Strangest part of the new Steinhoff Eight is those not included

Yesterday in SA’s Parliament, newly appointed CEO of Steinhoff, former Werksmans senior partner Louis du Preez, reluctantly named eight people involved in the gigantic corporate Ponzi scheme. Of the eight, two were among the Dirty Half Dozen that I proposed in Monday’s newsletter – bossman Markus Jooste and former CFO of the European operations Dirk Schreiber.

Of the six other names given to lawmakers, four were so-called “third parties” involved in the shell companies where the false profits were created. It was mildly surprising to see insiders Ben la Grange (former CFO) and treasury chief Stehan Grobler being named. Because both were specifically exonerated by Jooste in his mea culpa SMS to staff the day he departed, where he listed a small group of his close confidants who he said knew nothing about his “big mistake”. Indeed, both la Grange and Grobler were only suspended from duty eight months into the PwC investigation.

Even more surprising was the omission to Parliament of four members named in my Dirty Half Dozen – executives who had worked at Steinhoff far longer and were much closer to Jooste – and also departed around the same time he did. Only time will tell whether not being named in Parliament means they are “clean”. For instance, the PwC report refers to wide-scale backdating of legal contracts with shells used to create false profits – yet the group’s legal counsel Dup du Plessis, Jooste’s close pal, wasn’t among those named in Parliament.

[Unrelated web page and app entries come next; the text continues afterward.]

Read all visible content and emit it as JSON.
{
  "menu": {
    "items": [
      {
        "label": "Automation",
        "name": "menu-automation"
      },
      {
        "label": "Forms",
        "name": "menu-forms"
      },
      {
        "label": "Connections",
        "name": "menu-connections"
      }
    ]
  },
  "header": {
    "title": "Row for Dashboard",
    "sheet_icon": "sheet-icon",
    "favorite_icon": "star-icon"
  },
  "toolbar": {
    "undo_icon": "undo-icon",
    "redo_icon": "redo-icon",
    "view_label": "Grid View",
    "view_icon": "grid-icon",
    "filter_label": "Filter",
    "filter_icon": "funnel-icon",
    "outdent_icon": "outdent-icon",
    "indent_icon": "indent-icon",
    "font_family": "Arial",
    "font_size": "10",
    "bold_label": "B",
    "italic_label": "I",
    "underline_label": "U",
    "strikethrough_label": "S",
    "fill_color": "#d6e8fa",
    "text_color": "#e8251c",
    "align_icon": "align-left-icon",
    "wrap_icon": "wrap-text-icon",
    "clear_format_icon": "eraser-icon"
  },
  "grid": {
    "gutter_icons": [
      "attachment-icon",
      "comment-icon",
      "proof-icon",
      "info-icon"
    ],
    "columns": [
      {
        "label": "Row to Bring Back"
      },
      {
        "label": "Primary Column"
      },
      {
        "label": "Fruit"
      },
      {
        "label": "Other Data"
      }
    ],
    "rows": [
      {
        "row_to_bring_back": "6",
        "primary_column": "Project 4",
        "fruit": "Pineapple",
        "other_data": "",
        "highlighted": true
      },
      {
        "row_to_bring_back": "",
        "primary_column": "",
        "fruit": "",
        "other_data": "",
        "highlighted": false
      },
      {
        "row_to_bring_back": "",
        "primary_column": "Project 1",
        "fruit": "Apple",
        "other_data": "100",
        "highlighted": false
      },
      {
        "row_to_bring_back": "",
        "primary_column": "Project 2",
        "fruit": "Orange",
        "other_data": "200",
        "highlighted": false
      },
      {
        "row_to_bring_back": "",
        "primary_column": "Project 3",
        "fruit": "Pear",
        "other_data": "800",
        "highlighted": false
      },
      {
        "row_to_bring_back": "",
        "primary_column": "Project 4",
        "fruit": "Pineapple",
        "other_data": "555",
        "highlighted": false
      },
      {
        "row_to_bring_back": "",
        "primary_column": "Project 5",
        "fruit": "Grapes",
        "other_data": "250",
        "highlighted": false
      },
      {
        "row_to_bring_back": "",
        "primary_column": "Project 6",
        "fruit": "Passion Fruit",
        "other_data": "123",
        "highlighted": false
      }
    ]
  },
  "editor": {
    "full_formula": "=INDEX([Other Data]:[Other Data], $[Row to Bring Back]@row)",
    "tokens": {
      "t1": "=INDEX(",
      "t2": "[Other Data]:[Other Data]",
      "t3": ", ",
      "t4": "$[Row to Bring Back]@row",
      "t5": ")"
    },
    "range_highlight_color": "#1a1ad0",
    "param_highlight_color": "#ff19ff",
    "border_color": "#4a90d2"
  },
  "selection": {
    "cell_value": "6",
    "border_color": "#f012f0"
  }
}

What we do know, though, is the PwC report tells us at least one member of the former executive team has been helping the investigators. And that new CEO Du Preez was extremely reluctant to give any names, fretting that it might affect the criminal cases. It seems rational, therefore, that he would hold something back. The Steinhoff saga still has a long way to go.